GRAND HAVEN, Mich. — A group in West Michigan is calling for change, when it comes to how people are treating local school boards and health departments. Anger and vitriol towards local boards and health officials has been a common theme of 2021, as leaders catch heat for school mask mandates and more.
In Kent County, the health department director says he’s been threatened and even run off the road by angry residents. During an Ottawa County Board of Commissioners meeting in August, a public commenter told commissioners there was “hell coming.”
“I’m not doing it to threaten anybody, but there’s a lot of good guys out there ready to do bad things soon. Watch what’s coming,” he added.
On Sunday, a group of people gathered in Grand Haven for a rally to end the angry, threatening rhetoric directed towards local leaders.
“We are really advocating for non-violence. We want people to participate in these meetings, but we just want them to do it in a better way without the harassment, the bullying, the intimidation and threats. So that's what we really want to encourage moving forward,” says Nick Brock the executive director of Vote Common Good West Michigan, who alongside other community groups held the rally Sunday to encourage people to tone down their rhetoric.
“I really want people to exercise their freedoms, their ability for freedom of speech and assembly. But I want them to do it in a way that doesn't threaten people's personal safety where they don't have to move to a different location from where they're living,” Brock said. “I want to encourage those who are pushing the political and religious rhetoric that compels these people to really rethink how they're doing things to rethink their tactics, because it's harming people, mentally and physically within the community.”
Supporters also signed a thank you card for workers at Kent and Ottawa County Health Departments. According to Brock, it's just a small token of appreciation for their work, from some people who care.
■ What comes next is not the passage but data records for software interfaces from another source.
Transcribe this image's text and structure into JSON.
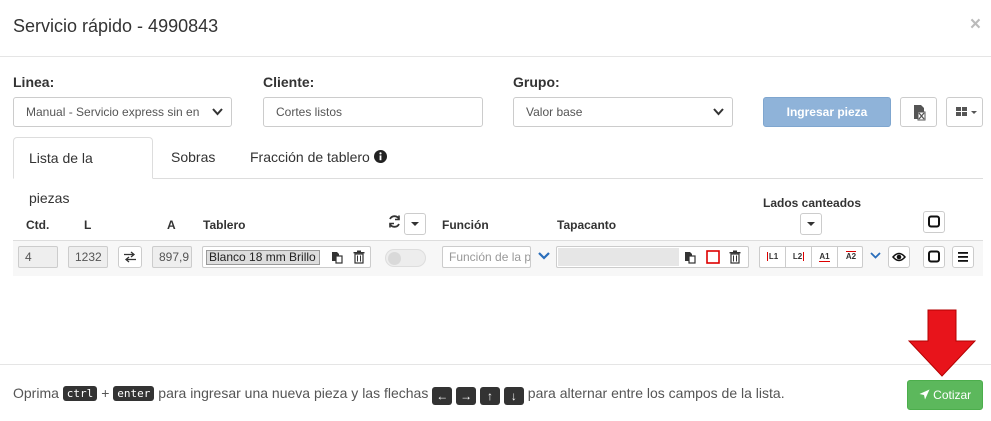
{
  "modal": {
    "title": "Servicio rápido - 4990843",
    "close": "×"
  },
  "form": {
    "linea": {
      "label": "Linea:",
      "value": "Manual - Servicio express sin en"
    },
    "cliente": {
      "label": "Cliente:",
      "value": "Cortes listos"
    },
    "grupo": {
      "label": "Grupo:",
      "value": "Valor base"
    },
    "ingresar_label": "Ingresar pieza"
  },
  "tabs": [
    {
      "label": "Lista de la piezas"
    },
    {
      "label": "Sobras"
    },
    {
      "label": "Fracción de tablero"
    }
  ],
  "table": {
    "headers": {
      "ctd": "Ctd.",
      "l": "L",
      "a": "A",
      "tablero": "Tablero",
      "funcion": "Función",
      "tapacanto": "Tapacanto",
      "lados": "Lados canteados"
    },
    "row": {
      "ctd": "4",
      "l": "1232",
      "a": "897,9",
      "tablero": "Blanco 18 mm Brillo",
      "funcion_placeholder": "Función de la p",
      "tapacanto": "",
      "edges": [
        "L1",
        "L2",
        "A1",
        "A2"
      ]
    }
  },
  "footer": {
    "oprima": "Oprima",
    "key_ctrl": "ctrl",
    "plus": "+",
    "key_enter": "enter",
    "mid": "para ingresar una nueva pieza y las flechas",
    "end": "para alternar entre los campos de la lista.",
    "cotizar_label": "Cotizar"
  },
  "colors": {
    "primary": "#8fb3d9",
    "success": "#5cb85c",
    "annotation": "#e8141b"
  }
}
“It means a lot. It means a lot that this community is paying attention to what's going on. And it means that they they really value what happens at the intersection of faith and politics,” Brock said.